Passos, Felipe C. S. [1] ; Leal, Laura C. [1, 2]
Total Authors: 2
Affiliation:
[1] Univ Estadual Feira de Santana, Programa Posgrad Zool, Av Transnordestina S-N, BR-44036900 Feira De Santana, BA - Brazil
[2] Univ Fed Sao Paulo, Dept Ecol & Biol Evolutiva, Rua Conceicao 215, BR-09972270 Diadema, SP - Brazil
Total Affiliations: 2
Document type: Journal article
Source: Biological Journal of the Linnean Society; v. 127, n. 2, p. 407-416, JUN 2019.
Web of Science Citations: 0
Abstract

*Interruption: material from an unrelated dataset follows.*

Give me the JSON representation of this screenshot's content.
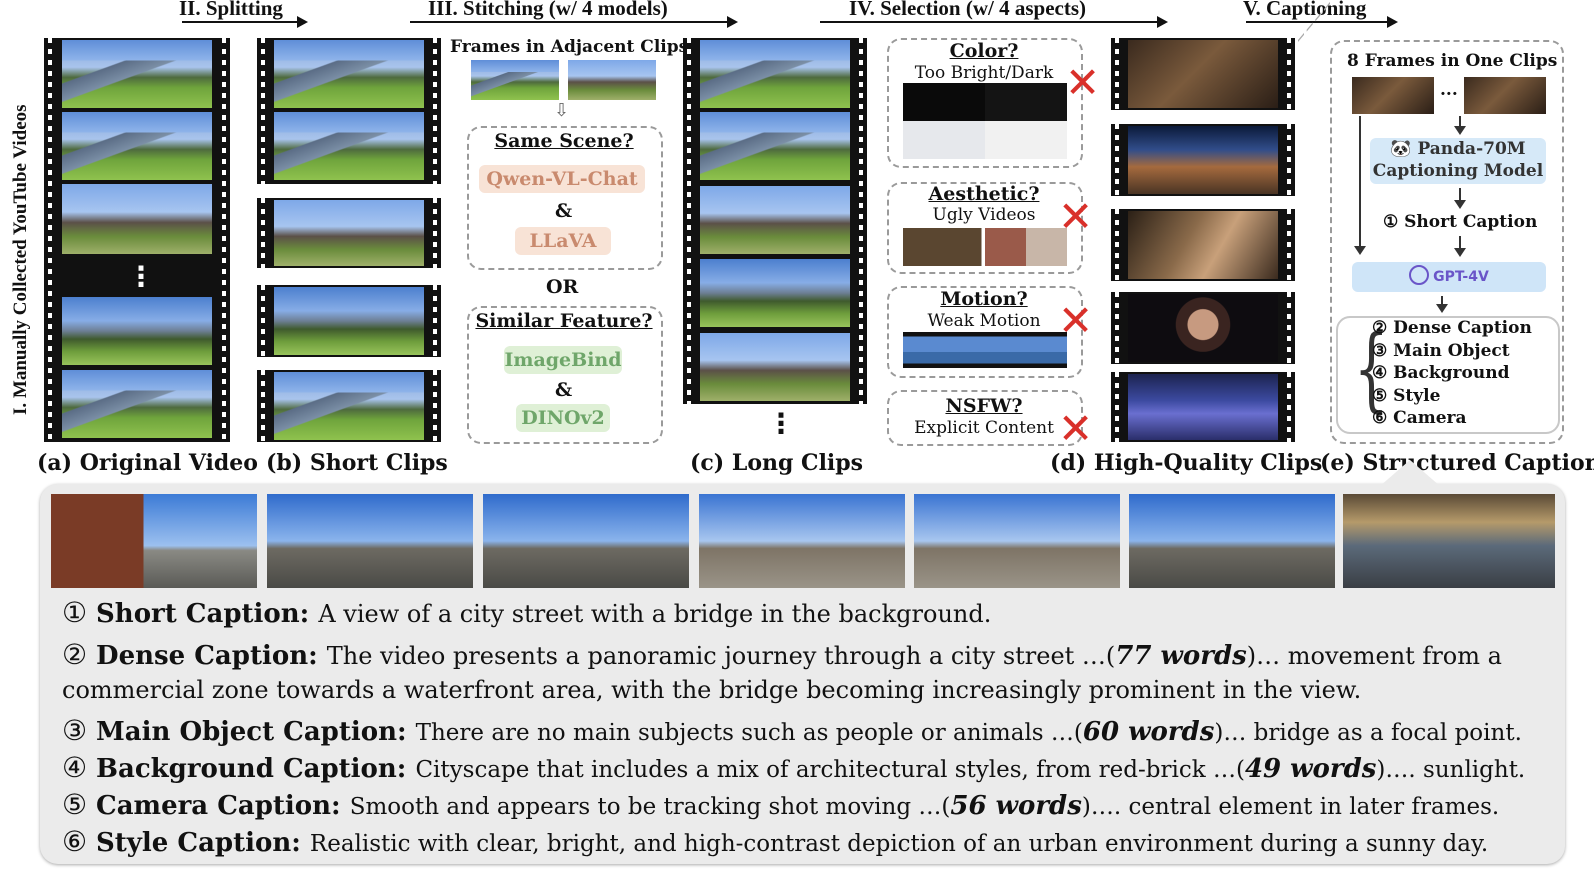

More aggressive and competitive ant species are better bodyguards for extrafloral nectary (EFN)-bearing plants. Therefore, any factor that increases the relative value of EFNs to ants should benefit the plants, because it would increase the probability of the plant interacting with more aggressive ants. We hypothesized that the frequency of plant attendance by more aggressive ants and the efficiency of plant defence by ants will be higher when the availability of carbohydrates and/or proteins to ants is low. We established 19 plots with five focal plants from the EFN-bearing species Turnera subulata per plot. For each focal plant, we recorded the identity of the attending ants and their efficiency in removing simulated herbivores from the plant. In each site, we estimated the biomass of soil arthropods and the number of apical meristems with active EFNs as proxies of protein and carbohydrate availability, respectively. The probability of interacting with more aggressive ant species was not influenced by the number of meristems with active EFNs or by arthropod biomass. However, simulated herbivores were removed more frequently in plots with lower arthropod biomass. This suggests that overall ant aggressiveness towards other arthropods increases in protein-poor sites, potentially increasing the efficiency with which EFN-bearing plants are defended against herbivores. (AU)

FAPESP's process: 17/13358-1 - Competition-based screening of partners as a stabilizing mechanism in ant-plant facultative mutualisms
Grantee:Laura Carolina Leal de Sousa
Support type: Regular Research Grants